Lastly, ‘migration literature’ as a genre, according to Walkowitz, encourages ‘literary studies to examine the global writing of books, in addition to their classification, design, publications, translation, anthologizing, and reception across multiple geographies’ (528). She stresses that ‘migration literature’ cannot be read and analysed in one literary tradition only. The genre of ‘migration literature’, even more so than ‘migrant literature’, does not conform to the literary organisation into national literatures but rather opens up the possibility of writing and reading outside the nation. Walkowitz states that “Anglophone works of immigrant fiction are not always produced in an Anglophone country; some immigrant fictions produced in an Anglophone country are not originally Anglophone; and some do not exist in any one language at all” (529). This shows how ‘migration literature’ as a genre can challenge established national literary systems. It provides a space for ‘misfit’ works of literature that are not easily put into one single box.

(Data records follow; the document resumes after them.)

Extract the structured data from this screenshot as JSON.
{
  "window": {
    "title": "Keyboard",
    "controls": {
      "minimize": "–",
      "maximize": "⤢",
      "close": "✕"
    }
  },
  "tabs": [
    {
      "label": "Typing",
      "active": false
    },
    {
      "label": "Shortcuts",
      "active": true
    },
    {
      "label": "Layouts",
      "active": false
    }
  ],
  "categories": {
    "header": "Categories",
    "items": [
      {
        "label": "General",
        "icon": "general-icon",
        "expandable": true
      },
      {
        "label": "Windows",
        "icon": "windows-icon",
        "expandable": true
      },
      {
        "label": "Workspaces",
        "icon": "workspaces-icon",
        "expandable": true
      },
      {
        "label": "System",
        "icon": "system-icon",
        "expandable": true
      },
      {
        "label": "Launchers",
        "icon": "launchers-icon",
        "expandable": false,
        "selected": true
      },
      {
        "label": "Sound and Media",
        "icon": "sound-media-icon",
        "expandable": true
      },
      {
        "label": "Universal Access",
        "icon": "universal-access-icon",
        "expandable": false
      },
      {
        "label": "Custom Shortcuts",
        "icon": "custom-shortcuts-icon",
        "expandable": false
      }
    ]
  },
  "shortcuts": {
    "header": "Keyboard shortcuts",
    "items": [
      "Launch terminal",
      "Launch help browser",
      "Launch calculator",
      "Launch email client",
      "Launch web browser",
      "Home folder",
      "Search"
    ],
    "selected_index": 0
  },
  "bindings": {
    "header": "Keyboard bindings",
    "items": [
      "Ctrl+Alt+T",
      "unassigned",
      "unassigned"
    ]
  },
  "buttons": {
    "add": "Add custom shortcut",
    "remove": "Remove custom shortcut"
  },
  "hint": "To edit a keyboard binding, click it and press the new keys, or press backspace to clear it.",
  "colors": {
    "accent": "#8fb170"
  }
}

Literatures, cultures, languages, theatre and art will never cease to fascinate me. Specifically, I am interested in the theory of cosmopolitanism in regard to literature and will focus my dissertation on the global outlook of contemporary literature. I am currently pursuing a MSc in Comparative Literature at the University of Edinburgh.
Article edited by Bradley Copper and Margaret Graton.
Castles, Stephen, et. al. The Age of Migration: International Population Movements in the Modern World. 5th ed. Palgrave Macmillan, 2013. Basingstoke.
Frank, Søren. Migration and Literature: Günter Grass, Milan Kundera, Salman Rushdie, and Jan Kjærstad. Palgrave Macmillan, 2008. New York.
Sommer, Roy. Fictions of Migration: ein Beitrag zur Theorie und Gattungstypologie des zeitgenössischen interkulturellen Romans in Großbritannien. WVT, 2001. Trier.
Vlasta, Sandra. Contemporary Migration Literature in German and English: A Comparative Study. Brill, 2015. Leiden.
Walkowitz, Rebecca, ed. Immigrant Fictions. University of Wisconsin Press, 2006. Wisconsin.